Welcome to Holy Week. For those not versed in the Christian calendar, Holy Week is the week beginning with Palm Sunday, when Jesus rode into Jerusalem on a donkey, continuing to his crucifixion on Good Friday, and ending in the celebration of Jesus’ triumphant resurrection on Easter Sunday (though technically Easter Sunday is not during Holy Week, but is rather the first day of the new Easter season).
Holy Week is to religious leaders what Valentine’s Day is to florists and what the Super Bowl is for sportscasters. It’s not just holy, it’s a little bit crazy. I counted the church services posted for one of the local Episcopal churches this week at 30! That’s 3o services that some priest has to be at–hopefully not the same one. My fellow seminarians and I will likely be attending, if not serving at,
several of the services this week, which typically ramp up on Thursday, with the Maundy Thursday service, beginning the three-day period called the Triduum, which includes Good Friday and the Easter Vigil on Saturday after sundown. Sound complicated? Try having to attend all of these services!
As a student, however, Holy Week isn’t the only thing on my plate this week. There are a mere 3 weeks of classes left before finals, and several projects and events that will soon come due. Moreover, I will be spending the latter part of Holy Week and Easter Sunday at my internship site, Holy Cross Monastery. In addition to the regular Holy Week observances, there is worship five times a day, starting at 7AM and ending with compline at 8:30PM.

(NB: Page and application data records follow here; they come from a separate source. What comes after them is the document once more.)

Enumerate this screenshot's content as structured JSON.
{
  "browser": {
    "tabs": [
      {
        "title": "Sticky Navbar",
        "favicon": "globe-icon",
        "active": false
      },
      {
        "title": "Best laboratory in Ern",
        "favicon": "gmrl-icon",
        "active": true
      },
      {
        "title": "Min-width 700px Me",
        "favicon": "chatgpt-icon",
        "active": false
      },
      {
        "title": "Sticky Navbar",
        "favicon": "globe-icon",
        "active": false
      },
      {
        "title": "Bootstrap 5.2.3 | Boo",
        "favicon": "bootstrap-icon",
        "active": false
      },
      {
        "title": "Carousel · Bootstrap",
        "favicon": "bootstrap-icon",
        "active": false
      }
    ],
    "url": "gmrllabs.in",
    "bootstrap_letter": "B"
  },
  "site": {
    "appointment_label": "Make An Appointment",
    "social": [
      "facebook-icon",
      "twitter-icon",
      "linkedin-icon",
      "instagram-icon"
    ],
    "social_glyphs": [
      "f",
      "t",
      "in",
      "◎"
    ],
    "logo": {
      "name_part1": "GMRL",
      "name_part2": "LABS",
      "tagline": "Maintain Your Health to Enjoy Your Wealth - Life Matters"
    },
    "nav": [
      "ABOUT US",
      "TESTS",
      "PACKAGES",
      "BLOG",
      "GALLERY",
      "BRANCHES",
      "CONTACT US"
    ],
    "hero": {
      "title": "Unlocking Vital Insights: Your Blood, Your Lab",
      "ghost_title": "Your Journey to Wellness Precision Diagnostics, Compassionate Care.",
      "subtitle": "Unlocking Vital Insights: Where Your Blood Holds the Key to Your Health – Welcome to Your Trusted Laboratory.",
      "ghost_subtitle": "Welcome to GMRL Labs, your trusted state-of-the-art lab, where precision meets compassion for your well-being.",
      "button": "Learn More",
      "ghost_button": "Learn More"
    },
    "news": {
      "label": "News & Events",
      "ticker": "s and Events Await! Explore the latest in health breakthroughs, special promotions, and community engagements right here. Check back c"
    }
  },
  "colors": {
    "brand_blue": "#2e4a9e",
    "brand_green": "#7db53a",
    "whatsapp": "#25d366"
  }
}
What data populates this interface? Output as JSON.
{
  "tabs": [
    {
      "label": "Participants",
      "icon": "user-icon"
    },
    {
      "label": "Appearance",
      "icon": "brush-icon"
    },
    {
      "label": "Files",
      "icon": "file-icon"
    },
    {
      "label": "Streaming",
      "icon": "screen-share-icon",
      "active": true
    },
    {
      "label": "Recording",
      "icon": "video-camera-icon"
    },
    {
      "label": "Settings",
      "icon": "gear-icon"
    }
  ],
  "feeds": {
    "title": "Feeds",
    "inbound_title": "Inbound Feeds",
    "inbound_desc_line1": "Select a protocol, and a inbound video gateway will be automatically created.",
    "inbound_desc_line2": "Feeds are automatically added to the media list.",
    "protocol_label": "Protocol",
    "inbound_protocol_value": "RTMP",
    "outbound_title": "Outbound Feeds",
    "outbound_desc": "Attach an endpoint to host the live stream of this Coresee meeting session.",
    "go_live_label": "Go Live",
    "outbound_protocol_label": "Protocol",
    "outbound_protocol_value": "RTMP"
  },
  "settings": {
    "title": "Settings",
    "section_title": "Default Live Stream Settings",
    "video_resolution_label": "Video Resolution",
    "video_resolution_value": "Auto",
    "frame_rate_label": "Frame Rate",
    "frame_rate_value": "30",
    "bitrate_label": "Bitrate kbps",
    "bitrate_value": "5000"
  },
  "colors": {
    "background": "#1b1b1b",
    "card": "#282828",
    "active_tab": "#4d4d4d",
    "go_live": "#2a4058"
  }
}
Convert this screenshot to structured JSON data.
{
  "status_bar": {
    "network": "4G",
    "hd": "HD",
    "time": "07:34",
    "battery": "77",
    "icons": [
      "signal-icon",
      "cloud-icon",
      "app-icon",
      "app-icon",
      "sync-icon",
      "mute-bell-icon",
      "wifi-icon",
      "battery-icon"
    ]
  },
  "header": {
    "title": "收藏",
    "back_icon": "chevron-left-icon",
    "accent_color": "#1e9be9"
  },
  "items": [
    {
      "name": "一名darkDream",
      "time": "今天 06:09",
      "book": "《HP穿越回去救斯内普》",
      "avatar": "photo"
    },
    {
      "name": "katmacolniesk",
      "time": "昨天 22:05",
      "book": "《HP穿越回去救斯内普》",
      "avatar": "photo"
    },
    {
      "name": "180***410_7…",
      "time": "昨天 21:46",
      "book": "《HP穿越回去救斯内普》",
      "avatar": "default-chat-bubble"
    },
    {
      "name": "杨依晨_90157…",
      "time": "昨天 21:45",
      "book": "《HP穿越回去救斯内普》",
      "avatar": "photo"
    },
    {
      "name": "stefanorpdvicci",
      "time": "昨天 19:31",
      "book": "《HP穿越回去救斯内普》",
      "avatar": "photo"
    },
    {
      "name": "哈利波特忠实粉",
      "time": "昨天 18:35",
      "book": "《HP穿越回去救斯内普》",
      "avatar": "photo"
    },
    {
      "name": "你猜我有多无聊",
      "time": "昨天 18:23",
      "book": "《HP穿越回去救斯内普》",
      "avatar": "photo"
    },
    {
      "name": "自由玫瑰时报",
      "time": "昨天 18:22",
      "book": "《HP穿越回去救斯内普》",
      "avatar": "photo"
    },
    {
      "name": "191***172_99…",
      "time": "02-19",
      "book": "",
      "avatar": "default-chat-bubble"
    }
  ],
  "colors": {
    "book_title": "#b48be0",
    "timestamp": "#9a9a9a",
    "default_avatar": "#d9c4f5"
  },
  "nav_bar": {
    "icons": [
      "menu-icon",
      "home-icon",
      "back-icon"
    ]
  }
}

This is why this recipe is the perfect thing for a busy week, and a great way to start off any day. Just throw ingredients in a blender and drink through a straw so you can write emails (or blog posts) while you have your breakfast. It’s a multi-tasking breakfast, if ever there was one. In addition to being convenient and tasty, it’s packed with nutrients that will power you through your day. It has a whopping 4 servings of fruit and 2 servings of vegetables! Enjoy, and have a very blessed Holy Week.
1 ripe banana (or use a frozen one) sliced into 1/2 inch rounds
1 whole orange, peel removed and sliced into small pieces
1 cup of fresh or frozen blueberries (I prefer frozen–and there’s no need to defrost them)
2 cups of spinach
1/2 cup plain, unsweetened soy milk
Place the spinach, blueberries, bananas, and orange pieces into the blender. If you are using a frozen banana, put it into the blender first, so it is closest to the blade. The colder the ingredients are, the better the smoothie will taste, so frozen bananas and blueberries are the best.
Pour in the soy milk and ‘pulse’ in 1 second intervals until all the ingredients have started to mix together. Then turn your blender on ‘stir’ and blend for 20 seconds or so until all your fruit and spinach have been completely pureed and your drink is smoothie consistency. Makes about 2 1/2 cups.
Okay – the orange, banana and blueberry photo should be painted. Where is Emilie’s sister?
It’s the blueberries. They’re just a sexy fruit, and they always seem to photograph really well.
Holy Week growing up as a PK was as follows: Church all weeks starting with Palm Sunday ending Easter Sunday
Meals until Maunday Thursday were normal then we would have the sader supper on Thursday with Lamb Kabobs, matzos and apple butter and all the trimmings
Good Friday – Fast all day and then bitter salad for dinner
Holy Saturday – probably back to normal
and then Easter Sunday – a leg of lamb, or crown roast for dinner midday with all the family
Easter egg hunts around the church and rectory hoping to find the alleluia Egg – always painted gold and meant a big prize — we would always watch out the windows and see if we could see where dad would hide them – no such luck
And then after church they handed out little flowers in pots, begonias and such as a sign of spring and new life
Oh the memories
Enjoy the week and make sure you take those kids to church so they know what Evil Auntie Elvie endured until she was 18!
It’s true. It’s not just the priests who have a busy week–their children and partners get schlepped to a lot of those services, too. Luckily the family will join me at the monastery for Holy Saturday and Easter Sunday, although they aren’t going to like that the Sunday service starts at 5AM. But, it’s followed by a huge breakfast feast, so their patience will be rewarded.